Advances in information sharing technology have helped companies transmit knowledge across operations and put relevant information into the hands of those who need it most. Leadership teams that orchestrate effective information flow will see operational advantages—quicker decision-making, earlier identification of risks, increased employee engagement, etc. And, as a result, the organization is no longer forced to rely on a fixed and static hierarchy of information flow and access.
Gathering, transmitting and analyzing data across projects allow firms to explore nontraditional business areas, including the overall supply chain, operations and maintenance, and a combination of assemblies. We are seeing new technologies impact the integration across project teams, enabling seamless information flow and even creating real-time awareness of materials in use across multiple project sites.
These changes are most evident with offsite construction and modular components and systems. As these delivery methods continue to gain momentum, owners are benefitting from reduced project risk, and E&C firms are recognizing increased productivity. In a 2017 FMI study, “Prefabrication: The Changing Face of Engineering and Construction,” study participants reported that the need for productivity was a key factor influencing the demand for prefabrication (Exhibit 1). Companies that can implement offsite construction and modular components will be positioned to leverage the opportunity and capture more market share across the value chain.
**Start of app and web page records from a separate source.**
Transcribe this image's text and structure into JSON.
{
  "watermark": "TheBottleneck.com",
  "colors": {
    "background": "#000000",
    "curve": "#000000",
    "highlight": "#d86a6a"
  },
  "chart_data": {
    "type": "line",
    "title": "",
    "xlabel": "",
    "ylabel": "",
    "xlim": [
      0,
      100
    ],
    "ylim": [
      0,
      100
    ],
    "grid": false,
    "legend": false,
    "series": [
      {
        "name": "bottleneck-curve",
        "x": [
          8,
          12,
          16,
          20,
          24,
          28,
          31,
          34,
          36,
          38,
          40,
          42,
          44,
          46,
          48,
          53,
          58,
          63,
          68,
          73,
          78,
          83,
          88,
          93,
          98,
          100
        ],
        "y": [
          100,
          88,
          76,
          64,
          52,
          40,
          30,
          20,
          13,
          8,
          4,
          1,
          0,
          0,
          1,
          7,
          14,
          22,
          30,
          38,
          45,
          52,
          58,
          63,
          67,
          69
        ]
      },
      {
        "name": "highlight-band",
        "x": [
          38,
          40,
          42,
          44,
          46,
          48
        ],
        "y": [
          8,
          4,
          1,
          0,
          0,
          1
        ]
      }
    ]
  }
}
The costs involved in these capabilities are not significant, allowing any size firm the ability to embrace and gain (or enhance) capabilities to better serve its customers. In some cases, smaller firms that employ the concepts and integrate them into their operations program may see disproportionate gains among their competition.
How to Get Started
Before investing in technology to improve operations, firms should ask themselves the following questions:
- How will the technology add value for our customers? Our company?
- How will the technology impact our existing systems and structures? (people, culture, skills, resources, policies, etc.)
- Does the technology have to integrate with existing systems?
- How will we get our team to embrace technology? What time investment and resources will be required?
When considering technology solutions that drive operational capabilities, we also recommend making the decision in the context of “FMI’s Operational Excellence” model. Over the years we have worked with hundreds of clients to improve their operations. Through this work, we have found that there are three primary elements of operations that a company should be focused on: direction, engagement and optimization. When all three of these elements are functioning effectively, companies can achieve true operational excellence (Exhibit 2).
Exhibit 2. FMI’s Operational Excellence Model
If a firm chooses a technology solution that aligns with its overall direction and optimizes resources and information—and if it engages its staff throughout the implementation of the solution—then technology can be used as a catalyst for operational excellence.
As the E&C industry continues to evolve, companies must aggressively embrace change and adapt. We know that digital technologies have the potential to positively impact most, if not all, operational performance objectives for many E&C firms (e.g., cost, schedule, quality, speed, etc.). Firms can boost that potential by implementing technologies that are in concert with the three elements of operational excellence: direction, engagement and optimization. In the end, technology can serve as a critical catalyst that helps a company adjust and adapt to the evolving built environment.